- Problem statement
Below is a block of records: output all of them exactly and leave out the pictures.

[Data records]
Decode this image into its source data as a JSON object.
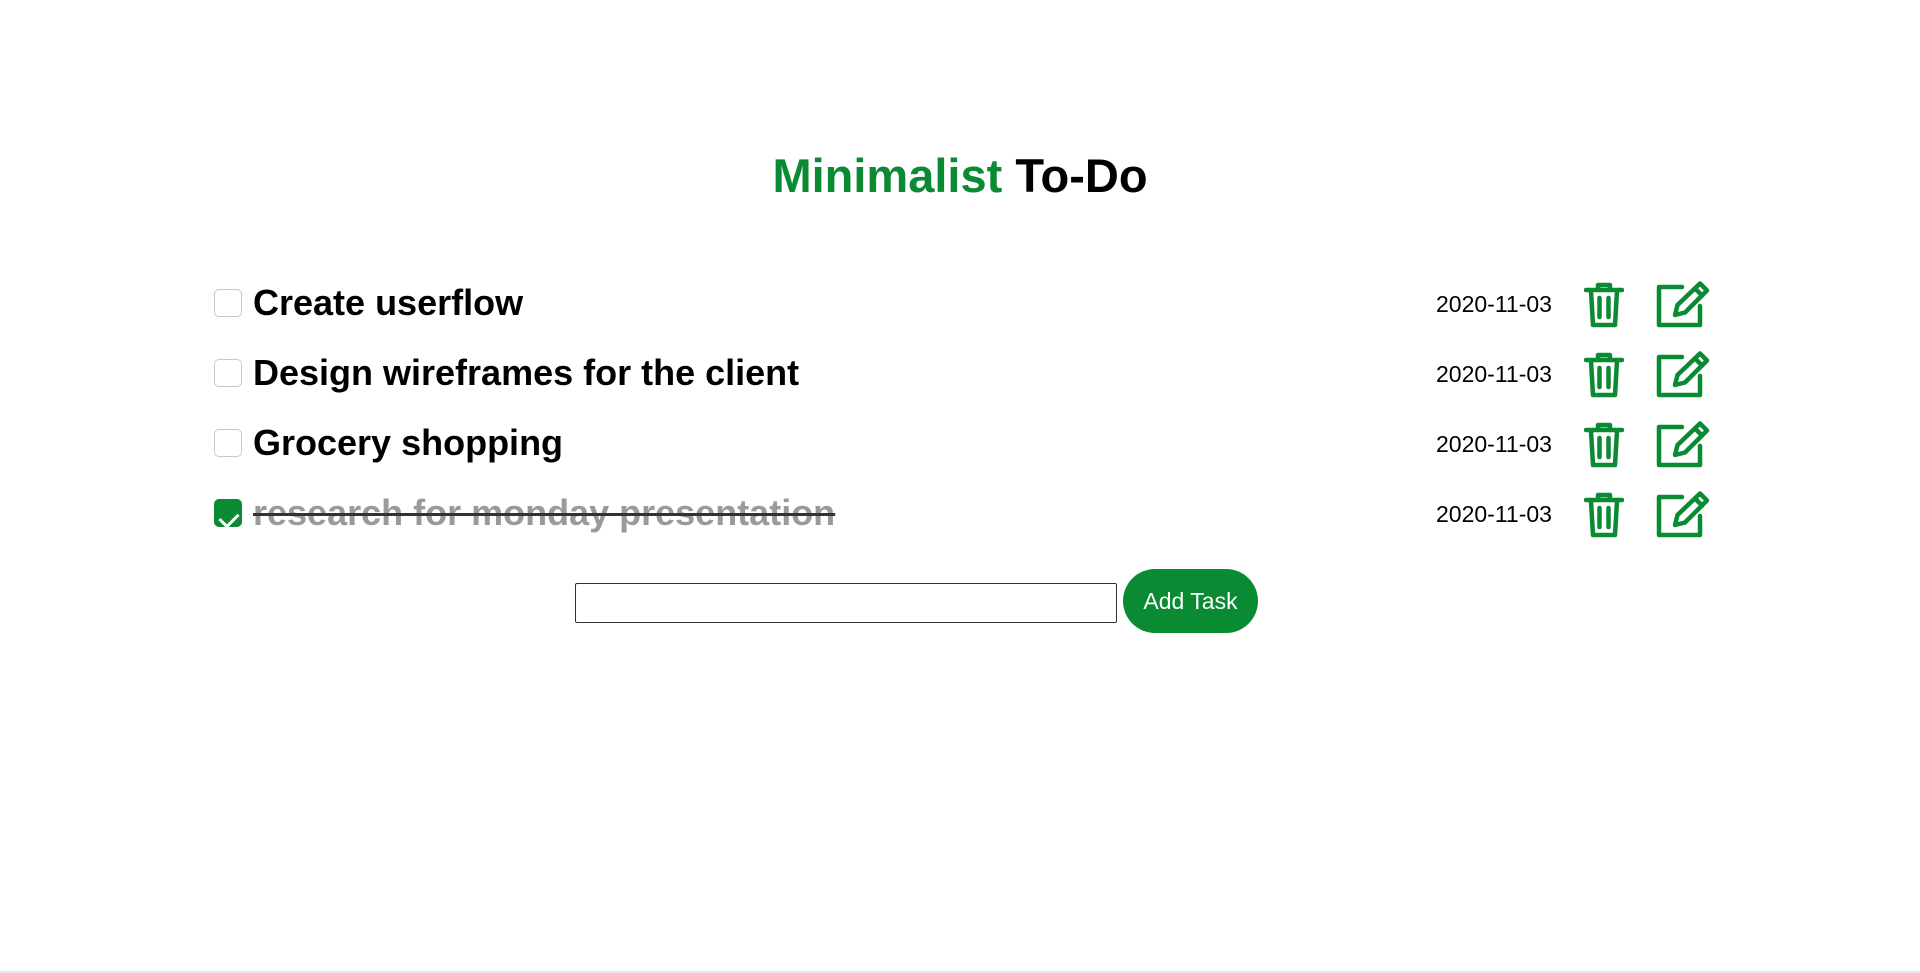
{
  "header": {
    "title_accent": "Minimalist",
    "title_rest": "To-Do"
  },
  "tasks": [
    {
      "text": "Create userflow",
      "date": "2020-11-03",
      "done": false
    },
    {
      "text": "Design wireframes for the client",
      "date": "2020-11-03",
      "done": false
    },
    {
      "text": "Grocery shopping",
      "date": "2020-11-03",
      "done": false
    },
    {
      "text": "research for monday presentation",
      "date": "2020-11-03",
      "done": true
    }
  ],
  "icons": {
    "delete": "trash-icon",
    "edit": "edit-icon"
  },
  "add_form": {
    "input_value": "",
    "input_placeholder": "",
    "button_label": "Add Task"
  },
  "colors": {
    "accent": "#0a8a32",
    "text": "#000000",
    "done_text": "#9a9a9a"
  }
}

- Exercise response
Decode this image into its source data as a JSON object.
{
  "header": {
    "title_accent": "Minimalist",
    "title_rest": "To-Do"
  },
  "tasks": [
    {
      "text": "Create userflow",
      "date": "2020-11-03",
      "done": false
    },
    {
      "text": "Design wireframes for the client",
      "date": "2020-11-03",
      "done": false
    },
    {
      "text": "Grocery shopping",
      "date": "2020-11-03",
      "done": false
    },
    {
      "text": "research for monday presentation",
      "date": "2020-11-03",
      "done": true
    }
  ],
  "icons": {
    "delete": "trash-icon",
    "edit": "edit-icon"
  },
  "add_form": {
    "input_value": "",
    "input_placeholder": "",
    "button_label": "Add Task"
  },
  "colors": {
    "accent": "#0a8a32",
    "text": "#000000",
    "done_text": "#9a9a9a"
  }
}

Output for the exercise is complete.